After starting a new medication (gabapentin) for his neuropathy, a patient of mine gained 30lbs and presented with peripheral edema without symptoms.Read More »
by Sheri R. Colberg, PhD
Adequate fluid intake is essential to living well at any age, and being dehydrated can impact your health and your athletic endeavors. While it is harder to stay hydrated when exercising in the heat, you can dehydrate under other conditions—even during exercise in cold temperatures if you wear lots of clothing and sweat underneath it. As people grow older, they also begin to lose some of their normal thirst sensations, thereby increasing the risk for dehydration unless they make a conscious effort to drink more.
I visited a housebound patient who had uncontrolled blood glucose, in spite of her physician having increased her insulin dose over a period of two weeks to twice her previous dose. The physician requested that I ask in depth about any factors that might be causing her to need so much more insulin.Read More »
We invite you to participate in exclusive research that will provide new insights into what you think about insulin pumps and daily injections.

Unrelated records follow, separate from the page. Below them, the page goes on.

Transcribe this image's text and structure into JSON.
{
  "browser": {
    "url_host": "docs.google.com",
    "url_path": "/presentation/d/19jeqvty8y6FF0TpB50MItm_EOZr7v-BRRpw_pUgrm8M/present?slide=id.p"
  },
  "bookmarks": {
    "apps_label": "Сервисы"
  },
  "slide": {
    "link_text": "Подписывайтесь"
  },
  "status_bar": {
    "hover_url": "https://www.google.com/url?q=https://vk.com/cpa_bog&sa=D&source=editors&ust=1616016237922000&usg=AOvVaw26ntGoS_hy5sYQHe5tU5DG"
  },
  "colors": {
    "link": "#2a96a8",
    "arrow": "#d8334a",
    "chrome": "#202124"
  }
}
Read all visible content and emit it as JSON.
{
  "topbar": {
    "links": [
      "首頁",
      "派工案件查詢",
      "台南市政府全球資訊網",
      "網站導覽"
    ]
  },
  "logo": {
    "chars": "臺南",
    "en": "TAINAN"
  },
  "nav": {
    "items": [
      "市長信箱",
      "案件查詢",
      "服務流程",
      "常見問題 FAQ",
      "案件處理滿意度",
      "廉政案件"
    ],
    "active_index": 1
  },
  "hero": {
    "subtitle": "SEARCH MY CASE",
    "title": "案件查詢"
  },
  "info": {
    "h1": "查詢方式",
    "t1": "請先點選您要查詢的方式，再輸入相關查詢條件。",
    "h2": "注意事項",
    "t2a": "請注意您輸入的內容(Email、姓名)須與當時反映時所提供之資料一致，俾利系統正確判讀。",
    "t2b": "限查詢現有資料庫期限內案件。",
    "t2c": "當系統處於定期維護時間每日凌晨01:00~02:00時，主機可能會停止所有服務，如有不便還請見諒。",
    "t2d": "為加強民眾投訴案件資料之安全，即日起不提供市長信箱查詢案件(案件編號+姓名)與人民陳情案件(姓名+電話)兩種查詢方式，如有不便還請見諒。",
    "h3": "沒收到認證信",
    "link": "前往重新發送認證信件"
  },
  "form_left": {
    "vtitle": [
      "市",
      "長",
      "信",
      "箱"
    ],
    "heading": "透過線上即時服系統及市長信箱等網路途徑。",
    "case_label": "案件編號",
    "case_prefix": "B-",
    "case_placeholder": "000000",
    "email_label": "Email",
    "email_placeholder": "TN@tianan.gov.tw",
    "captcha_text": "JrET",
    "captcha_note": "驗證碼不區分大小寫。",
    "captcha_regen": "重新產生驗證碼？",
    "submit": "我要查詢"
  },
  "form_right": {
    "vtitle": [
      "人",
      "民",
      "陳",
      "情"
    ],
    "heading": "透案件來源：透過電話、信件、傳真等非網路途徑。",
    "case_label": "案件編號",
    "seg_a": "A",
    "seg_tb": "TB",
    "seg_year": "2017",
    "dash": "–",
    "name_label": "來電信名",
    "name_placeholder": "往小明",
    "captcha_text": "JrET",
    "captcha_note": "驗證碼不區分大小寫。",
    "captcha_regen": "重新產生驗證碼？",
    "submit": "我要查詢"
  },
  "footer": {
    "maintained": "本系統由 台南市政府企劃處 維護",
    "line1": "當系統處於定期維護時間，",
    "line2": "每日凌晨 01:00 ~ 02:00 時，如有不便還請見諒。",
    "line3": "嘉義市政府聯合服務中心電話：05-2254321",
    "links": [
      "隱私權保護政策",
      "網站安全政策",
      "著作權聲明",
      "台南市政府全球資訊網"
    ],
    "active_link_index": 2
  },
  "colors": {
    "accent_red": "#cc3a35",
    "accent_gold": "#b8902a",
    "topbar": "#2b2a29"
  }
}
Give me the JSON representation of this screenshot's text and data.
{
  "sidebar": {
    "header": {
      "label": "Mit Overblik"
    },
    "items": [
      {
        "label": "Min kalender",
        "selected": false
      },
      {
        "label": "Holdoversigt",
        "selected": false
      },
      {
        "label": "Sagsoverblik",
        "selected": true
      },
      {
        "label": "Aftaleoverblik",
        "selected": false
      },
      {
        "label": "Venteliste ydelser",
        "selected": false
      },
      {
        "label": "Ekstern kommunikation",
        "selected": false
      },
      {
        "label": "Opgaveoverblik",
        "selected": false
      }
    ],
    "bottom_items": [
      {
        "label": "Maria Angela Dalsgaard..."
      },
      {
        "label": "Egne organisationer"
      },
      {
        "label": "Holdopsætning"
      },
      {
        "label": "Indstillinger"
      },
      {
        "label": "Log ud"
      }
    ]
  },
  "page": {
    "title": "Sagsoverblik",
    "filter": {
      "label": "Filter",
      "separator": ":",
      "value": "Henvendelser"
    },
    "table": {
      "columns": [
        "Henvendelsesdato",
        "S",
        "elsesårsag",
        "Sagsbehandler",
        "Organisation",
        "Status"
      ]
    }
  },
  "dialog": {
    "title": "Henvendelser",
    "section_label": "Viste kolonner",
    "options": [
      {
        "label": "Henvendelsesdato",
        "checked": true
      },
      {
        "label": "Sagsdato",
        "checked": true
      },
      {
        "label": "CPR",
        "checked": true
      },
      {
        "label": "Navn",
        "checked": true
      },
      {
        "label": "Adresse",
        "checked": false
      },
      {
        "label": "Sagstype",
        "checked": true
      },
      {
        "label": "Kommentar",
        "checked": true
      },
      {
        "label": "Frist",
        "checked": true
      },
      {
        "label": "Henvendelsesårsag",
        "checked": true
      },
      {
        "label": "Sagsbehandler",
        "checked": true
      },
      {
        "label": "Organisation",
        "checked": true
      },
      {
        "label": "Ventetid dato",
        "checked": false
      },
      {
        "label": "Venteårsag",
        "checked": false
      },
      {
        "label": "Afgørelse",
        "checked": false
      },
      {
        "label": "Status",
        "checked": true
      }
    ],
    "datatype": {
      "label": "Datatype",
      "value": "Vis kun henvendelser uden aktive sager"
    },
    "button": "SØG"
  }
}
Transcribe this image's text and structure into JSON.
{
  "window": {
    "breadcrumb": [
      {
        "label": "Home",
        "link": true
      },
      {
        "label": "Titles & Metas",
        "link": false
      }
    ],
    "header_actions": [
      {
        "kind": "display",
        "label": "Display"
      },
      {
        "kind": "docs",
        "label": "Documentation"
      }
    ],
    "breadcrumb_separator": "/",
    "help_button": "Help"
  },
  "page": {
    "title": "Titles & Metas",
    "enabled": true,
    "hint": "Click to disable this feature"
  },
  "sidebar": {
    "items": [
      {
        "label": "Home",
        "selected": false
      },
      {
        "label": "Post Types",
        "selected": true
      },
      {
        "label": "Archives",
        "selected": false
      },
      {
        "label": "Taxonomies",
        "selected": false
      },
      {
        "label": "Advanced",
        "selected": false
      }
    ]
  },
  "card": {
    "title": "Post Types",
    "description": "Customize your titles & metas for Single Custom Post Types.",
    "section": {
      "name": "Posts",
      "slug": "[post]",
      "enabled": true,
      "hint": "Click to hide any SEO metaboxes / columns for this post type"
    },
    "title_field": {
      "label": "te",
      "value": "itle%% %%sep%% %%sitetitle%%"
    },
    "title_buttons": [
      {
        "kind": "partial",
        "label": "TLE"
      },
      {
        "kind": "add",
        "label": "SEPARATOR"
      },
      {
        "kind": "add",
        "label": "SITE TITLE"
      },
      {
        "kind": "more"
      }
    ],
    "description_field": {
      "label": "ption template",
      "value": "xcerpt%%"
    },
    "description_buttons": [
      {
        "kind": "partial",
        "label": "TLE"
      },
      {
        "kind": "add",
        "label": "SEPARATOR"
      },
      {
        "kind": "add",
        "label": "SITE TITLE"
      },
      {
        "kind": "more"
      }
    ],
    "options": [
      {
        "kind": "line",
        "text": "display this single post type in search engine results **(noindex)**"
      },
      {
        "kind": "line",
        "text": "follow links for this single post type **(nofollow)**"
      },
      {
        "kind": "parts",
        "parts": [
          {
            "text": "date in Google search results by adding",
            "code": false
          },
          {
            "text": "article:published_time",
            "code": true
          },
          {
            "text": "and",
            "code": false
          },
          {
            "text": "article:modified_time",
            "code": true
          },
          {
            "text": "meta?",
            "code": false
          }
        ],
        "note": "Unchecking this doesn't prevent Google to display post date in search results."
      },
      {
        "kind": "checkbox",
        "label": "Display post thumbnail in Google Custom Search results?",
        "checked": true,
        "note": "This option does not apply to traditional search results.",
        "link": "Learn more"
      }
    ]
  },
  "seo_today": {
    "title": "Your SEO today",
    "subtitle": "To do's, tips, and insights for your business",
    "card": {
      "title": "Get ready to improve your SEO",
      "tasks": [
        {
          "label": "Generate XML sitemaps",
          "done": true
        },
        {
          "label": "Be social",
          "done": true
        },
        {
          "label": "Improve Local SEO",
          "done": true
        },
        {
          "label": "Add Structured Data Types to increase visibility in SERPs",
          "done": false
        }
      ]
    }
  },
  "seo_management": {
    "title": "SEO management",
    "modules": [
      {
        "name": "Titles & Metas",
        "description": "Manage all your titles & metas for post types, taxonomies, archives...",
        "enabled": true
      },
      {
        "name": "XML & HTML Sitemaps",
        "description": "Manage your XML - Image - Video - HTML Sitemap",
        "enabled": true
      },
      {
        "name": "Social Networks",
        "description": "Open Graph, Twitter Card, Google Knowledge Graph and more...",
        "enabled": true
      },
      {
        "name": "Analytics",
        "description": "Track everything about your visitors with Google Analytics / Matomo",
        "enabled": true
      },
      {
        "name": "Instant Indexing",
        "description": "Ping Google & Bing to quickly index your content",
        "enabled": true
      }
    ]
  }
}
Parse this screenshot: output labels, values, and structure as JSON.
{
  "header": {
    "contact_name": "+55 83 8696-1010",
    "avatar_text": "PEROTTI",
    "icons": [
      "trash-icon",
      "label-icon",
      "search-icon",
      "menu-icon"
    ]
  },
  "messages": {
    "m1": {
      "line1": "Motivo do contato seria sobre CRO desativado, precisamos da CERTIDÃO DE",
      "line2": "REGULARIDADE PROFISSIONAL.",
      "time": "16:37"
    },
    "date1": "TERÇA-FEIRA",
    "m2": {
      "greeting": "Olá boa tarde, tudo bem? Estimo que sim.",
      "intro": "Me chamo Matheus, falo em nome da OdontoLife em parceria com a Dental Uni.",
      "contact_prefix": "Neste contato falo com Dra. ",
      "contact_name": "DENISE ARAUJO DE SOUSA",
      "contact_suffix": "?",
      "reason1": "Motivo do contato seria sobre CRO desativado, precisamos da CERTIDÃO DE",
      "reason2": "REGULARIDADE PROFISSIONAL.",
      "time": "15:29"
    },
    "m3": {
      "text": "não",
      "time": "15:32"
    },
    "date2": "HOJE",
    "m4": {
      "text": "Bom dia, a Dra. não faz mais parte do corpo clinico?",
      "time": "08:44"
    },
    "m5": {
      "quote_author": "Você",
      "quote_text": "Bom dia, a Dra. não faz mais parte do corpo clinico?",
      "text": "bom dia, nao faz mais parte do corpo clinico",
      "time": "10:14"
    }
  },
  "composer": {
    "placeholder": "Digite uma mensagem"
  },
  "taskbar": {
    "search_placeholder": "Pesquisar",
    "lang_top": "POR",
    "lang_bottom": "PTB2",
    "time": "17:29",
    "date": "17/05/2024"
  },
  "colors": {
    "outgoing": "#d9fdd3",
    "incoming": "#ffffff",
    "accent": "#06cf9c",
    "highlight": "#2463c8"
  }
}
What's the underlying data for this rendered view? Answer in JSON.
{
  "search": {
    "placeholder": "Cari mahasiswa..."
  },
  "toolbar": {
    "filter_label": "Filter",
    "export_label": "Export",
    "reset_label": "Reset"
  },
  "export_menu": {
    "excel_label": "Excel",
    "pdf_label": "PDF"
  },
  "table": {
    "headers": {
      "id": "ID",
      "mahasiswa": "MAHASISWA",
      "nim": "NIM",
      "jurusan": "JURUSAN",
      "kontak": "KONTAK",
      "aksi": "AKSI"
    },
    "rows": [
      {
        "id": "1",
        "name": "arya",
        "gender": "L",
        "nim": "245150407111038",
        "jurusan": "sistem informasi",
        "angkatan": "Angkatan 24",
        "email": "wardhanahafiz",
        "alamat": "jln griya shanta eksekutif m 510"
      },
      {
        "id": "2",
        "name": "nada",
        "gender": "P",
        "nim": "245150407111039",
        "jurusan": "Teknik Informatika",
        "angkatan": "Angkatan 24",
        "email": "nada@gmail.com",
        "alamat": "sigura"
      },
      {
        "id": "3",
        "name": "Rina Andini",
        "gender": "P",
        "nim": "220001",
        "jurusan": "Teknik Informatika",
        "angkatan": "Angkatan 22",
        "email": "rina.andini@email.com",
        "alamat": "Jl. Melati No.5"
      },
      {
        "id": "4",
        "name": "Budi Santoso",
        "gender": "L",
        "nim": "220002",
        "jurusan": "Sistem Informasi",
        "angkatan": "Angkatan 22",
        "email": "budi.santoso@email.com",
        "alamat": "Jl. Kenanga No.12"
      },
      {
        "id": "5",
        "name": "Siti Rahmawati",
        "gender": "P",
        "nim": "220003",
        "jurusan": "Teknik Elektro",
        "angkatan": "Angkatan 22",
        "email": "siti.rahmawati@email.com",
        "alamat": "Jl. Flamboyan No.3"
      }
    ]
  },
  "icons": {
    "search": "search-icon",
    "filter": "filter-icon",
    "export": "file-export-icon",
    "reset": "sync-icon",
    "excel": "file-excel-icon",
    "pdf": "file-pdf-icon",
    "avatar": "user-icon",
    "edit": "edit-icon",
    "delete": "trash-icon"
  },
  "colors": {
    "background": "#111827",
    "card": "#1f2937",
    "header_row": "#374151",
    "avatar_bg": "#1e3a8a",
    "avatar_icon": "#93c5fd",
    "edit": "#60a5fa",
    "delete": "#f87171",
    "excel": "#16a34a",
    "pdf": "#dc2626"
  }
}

Whether you’re a patient, a patient family member, medical professional or diabetes educator, we need to hear from you.Read More »
Does your ancestral origin determine your risk of developing type 1 diabetes?Read More »
A new study revealed that plasma aspartic acid and asparagine levels predict development of prediabetes; histidine plasma levels proved protective of prediabetes risk.Read More »
I recently started working with a 58 y/o gentleman who had insulin dependent type 2 diabetes. He was 110 pounds overweight, and was using 120 units of Lantus and 30 units of Humalog daily. His most recent A1c was 8.6. The program he was placed on involved drinking a medical liquid food supplement 5 times a day which contains 12 grams of carbs per serving plus a meal that consisted of a small amount of protein and vegetables.Read More »
Preserving beta cell function will maintain glucose homeostasis and may prevent diabetes.Read More »
By Sheri Colberg, PhD, FACSM
The human body only has insulin to lower blood glucose but has five hormones that raise it (with some overlap). This hormone redundancy tells you that, at least from a survival standpoint, your body is desperate to make sure you do not run out of blood glucose; it is not as concerned about you having too much.
A recent cross-sectional, cohort study found that too little or too much sleep is associated with higher HbA1c.Read More »